◆ **Data about app and page elements**
◇ ◇ ◇ ◇ ◇ ◇ ◇

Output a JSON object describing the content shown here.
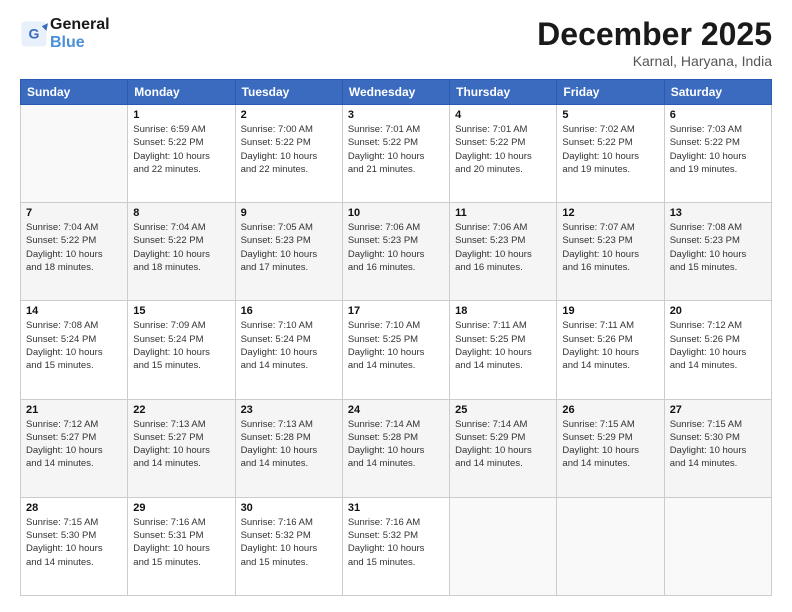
{
  "header": {
    "logo_line1": "General",
    "logo_line2": "Blue",
    "month_title": "December 2025",
    "location": "Karnal, Haryana, India"
  },
  "weekdays": [
    "Sunday",
    "Monday",
    "Tuesday",
    "Wednesday",
    "Thursday",
    "Friday",
    "Saturday"
  ],
  "weeks": [
    [
      {
        "day": "",
        "info": ""
      },
      {
        "day": "1",
        "info": "Sunrise: 6:59 AM\nSunset: 5:22 PM\nDaylight: 10 hours\nand 22 minutes."
      },
      {
        "day": "2",
        "info": "Sunrise: 7:00 AM\nSunset: 5:22 PM\nDaylight: 10 hours\nand 22 minutes."
      },
      {
        "day": "3",
        "info": "Sunrise: 7:01 AM\nSunset: 5:22 PM\nDaylight: 10 hours\nand 21 minutes."
      },
      {
        "day": "4",
        "info": "Sunrise: 7:01 AM\nSunset: 5:22 PM\nDaylight: 10 hours\nand 20 minutes."
      },
      {
        "day": "5",
        "info": "Sunrise: 7:02 AM\nSunset: 5:22 PM\nDaylight: 10 hours\nand 19 minutes."
      },
      {
        "day": "6",
        "info": "Sunrise: 7:03 AM\nSunset: 5:22 PM\nDaylight: 10 hours\nand 19 minutes."
      }
    ],
    [
      {
        "day": "7",
        "info": "Sunrise: 7:04 AM\nSunset: 5:22 PM\nDaylight: 10 hours\nand 18 minutes."
      },
      {
        "day": "8",
        "info": "Sunrise: 7:04 AM\nSunset: 5:22 PM\nDaylight: 10 hours\nand 18 minutes."
      },
      {
        "day": "9",
        "info": "Sunrise: 7:05 AM\nSunset: 5:23 PM\nDaylight: 10 hours\nand 17 minutes."
      },
      {
        "day": "10",
        "info": "Sunrise: 7:06 AM\nSunset: 5:23 PM\nDaylight: 10 hours\nand 16 minutes."
      },
      {
        "day": "11",
        "info": "Sunrise: 7:06 AM\nSunset: 5:23 PM\nDaylight: 10 hours\nand 16 minutes."
      },
      {
        "day": "12",
        "info": "Sunrise: 7:07 AM\nSunset: 5:23 PM\nDaylight: 10 hours\nand 16 minutes."
      },
      {
        "day": "13",
        "info": "Sunrise: 7:08 AM\nSunset: 5:23 PM\nDaylight: 10 hours\nand 15 minutes."
      }
    ],
    [
      {
        "day": "14",
        "info": "Sunrise: 7:08 AM\nSunset: 5:24 PM\nDaylight: 10 hours\nand 15 minutes."
      },
      {
        "day": "15",
        "info": "Sunrise: 7:09 AM\nSunset: 5:24 PM\nDaylight: 10 hours\nand 15 minutes."
      },
      {
        "day": "16",
        "info": "Sunrise: 7:10 AM\nSunset: 5:24 PM\nDaylight: 10 hours\nand 14 minutes."
      },
      {
        "day": "17",
        "info": "Sunrise: 7:10 AM\nSunset: 5:25 PM\nDaylight: 10 hours\nand 14 minutes."
      },
      {
        "day": "18",
        "info": "Sunrise: 7:11 AM\nSunset: 5:25 PM\nDaylight: 10 hours\nand 14 minutes."
      },
      {
        "day": "19",
        "info": "Sunrise: 7:11 AM\nSunset: 5:26 PM\nDaylight: 10 hours\nand 14 minutes."
      },
      {
        "day": "20",
        "info": "Sunrise: 7:12 AM\nSunset: 5:26 PM\nDaylight: 10 hours\nand 14 minutes."
      }
    ],
    [
      {
        "day": "21",
        "info": "Sunrise: 7:12 AM\nSunset: 5:27 PM\nDaylight: 10 hours\nand 14 minutes."
      },
      {
        "day": "22",
        "info": "Sunrise: 7:13 AM\nSunset: 5:27 PM\nDaylight: 10 hours\nand 14 minutes."
      },
      {
        "day": "23",
        "info": "Sunrise: 7:13 AM\nSunset: 5:28 PM\nDaylight: 10 hours\nand 14 minutes."
      },
      {
        "day": "24",
        "info": "Sunrise: 7:14 AM\nSunset: 5:28 PM\nDaylight: 10 hours\nand 14 minutes."
      },
      {
        "day": "25",
        "info": "Sunrise: 7:14 AM\nSunset: 5:29 PM\nDaylight: 10 hours\nand 14 minutes."
      },
      {
        "day": "26",
        "info": "Sunrise: 7:15 AM\nSunset: 5:29 PM\nDaylight: 10 hours\nand 14 minutes."
      },
      {
        "day": "27",
        "info": "Sunrise: 7:15 AM\nSunset: 5:30 PM\nDaylight: 10 hours\nand 14 minutes."
      }
    ],
    [
      {
        "day": "28",
        "info": "Sunrise: 7:15 AM\nSunset: 5:30 PM\nDaylight: 10 hours\nand 14 minutes."
      },
      {
        "day": "29",
        "info": "Sunrise: 7:16 AM\nSunset: 5:31 PM\nDaylight: 10 hours\nand 15 minutes."
      },
      {
        "day": "30",
        "info": "Sunrise: 7:16 AM\nSunset: 5:32 PM\nDaylight: 10 hours\nand 15 minutes."
      },
      {
        "day": "31",
        "info": "Sunrise: 7:16 AM\nSunset: 5:32 PM\nDaylight: 10 hours\nand 15 minutes."
      },
      {
        "day": "",
        "info": ""
      },
      {
        "day": "",
        "info": ""
      },
      {
        "day": "",
        "info": ""
      }
    ]
  ]
}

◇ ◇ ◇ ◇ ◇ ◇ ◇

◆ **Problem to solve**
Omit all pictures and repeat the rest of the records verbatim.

◆ **Exercise output**
Output a JSON object describing the content shown here.
{
  "header": {
    "logo_line1": "General",
    "logo_line2": "Blue",
    "month_title": "December 2025",
    "location": "Karnal, Haryana, India"
  },
  "weekdays": [
    "Sunday",
    "Monday",
    "Tuesday",
    "Wednesday",
    "Thursday",
    "Friday",
    "Saturday"
  ],
  "weeks": [
    [
      {
        "day": "",
        "info": ""
      },
      {
        "day": "1",
        "info": "Sunrise: 6:59 AM\nSunset: 5:22 PM\nDaylight: 10 hours\nand 22 minutes."
      },
      {
        "day": "2",
        "info": "Sunrise: 7:00 AM\nSunset: 5:22 PM\nDaylight: 10 hours\nand 22 minutes."
      },
      {
        "day": "3",
        "info": "Sunrise: 7:01 AM\nSunset: 5:22 PM\nDaylight: 10 hours\nand 21 minutes."
      },
      {
        "day": "4",
        "info": "Sunrise: 7:01 AM\nSunset: 5:22 PM\nDaylight: 10 hours\nand 20 minutes."
      },
      {
        "day": "5",
        "info": "Sunrise: 7:02 AM\nSunset: 5:22 PM\nDaylight: 10 hours\nand 19 minutes."
      },
      {
        "day": "6",
        "info": "Sunrise: 7:03 AM\nSunset: 5:22 PM\nDaylight: 10 hours\nand 19 minutes."
      }
    ],
    [
      {
        "day": "7",
        "info": "Sunrise: 7:04 AM\nSunset: 5:22 PM\nDaylight: 10 hours\nand 18 minutes."
      },
      {
        "day": "8",
        "info": "Sunrise: 7:04 AM\nSunset: 5:22 PM\nDaylight: 10 hours\nand 18 minutes."
      },
      {
        "day": "9",
        "info": "Sunrise: 7:05 AM\nSunset: 5:23 PM\nDaylight: 10 hours\nand 17 minutes."
      },
      {
        "day": "10",
        "info": "Sunrise: 7:06 AM\nSunset: 5:23 PM\nDaylight: 10 hours\nand 16 minutes."
      },
      {
        "day": "11",
        "info": "Sunrise: 7:06 AM\nSunset: 5:23 PM\nDaylight: 10 hours\nand 16 minutes."
      },
      {
        "day": "12",
        "info": "Sunrise: 7:07 AM\nSunset: 5:23 PM\nDaylight: 10 hours\nand 16 minutes."
      },
      {
        "day": "13",
        "info": "Sunrise: 7:08 AM\nSunset: 5:23 PM\nDaylight: 10 hours\nand 15 minutes."
      }
    ],
    [
      {
        "day": "14",
        "info": "Sunrise: 7:08 AM\nSunset: 5:24 PM\nDaylight: 10 hours\nand 15 minutes."
      },
      {
        "day": "15",
        "info": "Sunrise: 7:09 AM\nSunset: 5:24 PM\nDaylight: 10 hours\nand 15 minutes."
      },
      {
        "day": "16",
        "info": "Sunrise: 7:10 AM\nSunset: 5:24 PM\nDaylight: 10 hours\nand 14 minutes."
      },
      {
        "day": "17",
        "info": "Sunrise: 7:10 AM\nSunset: 5:25 PM\nDaylight: 10 hours\nand 14 minutes."
      },
      {
        "day": "18",
        "info": "Sunrise: 7:11 AM\nSunset: 5:25 PM\nDaylight: 10 hours\nand 14 minutes."
      },
      {
        "day": "19",
        "info": "Sunrise: 7:11 AM\nSunset: 5:26 PM\nDaylight: 10 hours\nand 14 minutes."
      },
      {
        "day": "20",
        "info": "Sunrise: 7:12 AM\nSunset: 5:26 PM\nDaylight: 10 hours\nand 14 minutes."
      }
    ],
    [
      {
        "day": "21",
        "info": "Sunrise: 7:12 AM\nSunset: 5:27 PM\nDaylight: 10 hours\nand 14 minutes."
      },
      {
        "day": "22",
        "info": "Sunrise: 7:13 AM\nSunset: 5:27 PM\nDaylight: 10 hours\nand 14 minutes."
      },
      {
        "day": "23",
        "info": "Sunrise: 7:13 AM\nSunset: 5:28 PM\nDaylight: 10 hours\nand 14 minutes."
      },
      {
        "day": "24",
        "info": "Sunrise: 7:14 AM\nSunset: 5:28 PM\nDaylight: 10 hours\nand 14 minutes."
      },
      {
        "day": "25",
        "info": "Sunrise: 7:14 AM\nSunset: 5:29 PM\nDaylight: 10 hours\nand 14 minutes."
      },
      {
        "day": "26",
        "info": "Sunrise: 7:15 AM\nSunset: 5:29 PM\nDaylight: 10 hours\nand 14 minutes."
      },
      {
        "day": "27",
        "info": "Sunrise: 7:15 AM\nSunset: 5:30 PM\nDaylight: 10 hours\nand 14 minutes."
      }
    ],
    [
      {
        "day": "28",
        "info": "Sunrise: 7:15 AM\nSunset: 5:30 PM\nDaylight: 10 hours\nand 14 minutes."
      },
      {
        "day": "29",
        "info": "Sunrise: 7:16 AM\nSunset: 5:31 PM\nDaylight: 10 hours\nand 15 minutes."
      },
      {
        "day": "30",
        "info": "Sunrise: 7:16 AM\nSunset: 5:32 PM\nDaylight: 10 hours\nand 15 minutes."
      },
      {
        "day": "31",
        "info": "Sunrise: 7:16 AM\nSunset: 5:32 PM\nDaylight: 10 hours\nand 15 minutes."
      },
      {
        "day": "",
        "info": ""
      },
      {
        "day": "",
        "info": ""
      },
      {
        "day": "",
        "info": ""
      }
    ]
  ]
}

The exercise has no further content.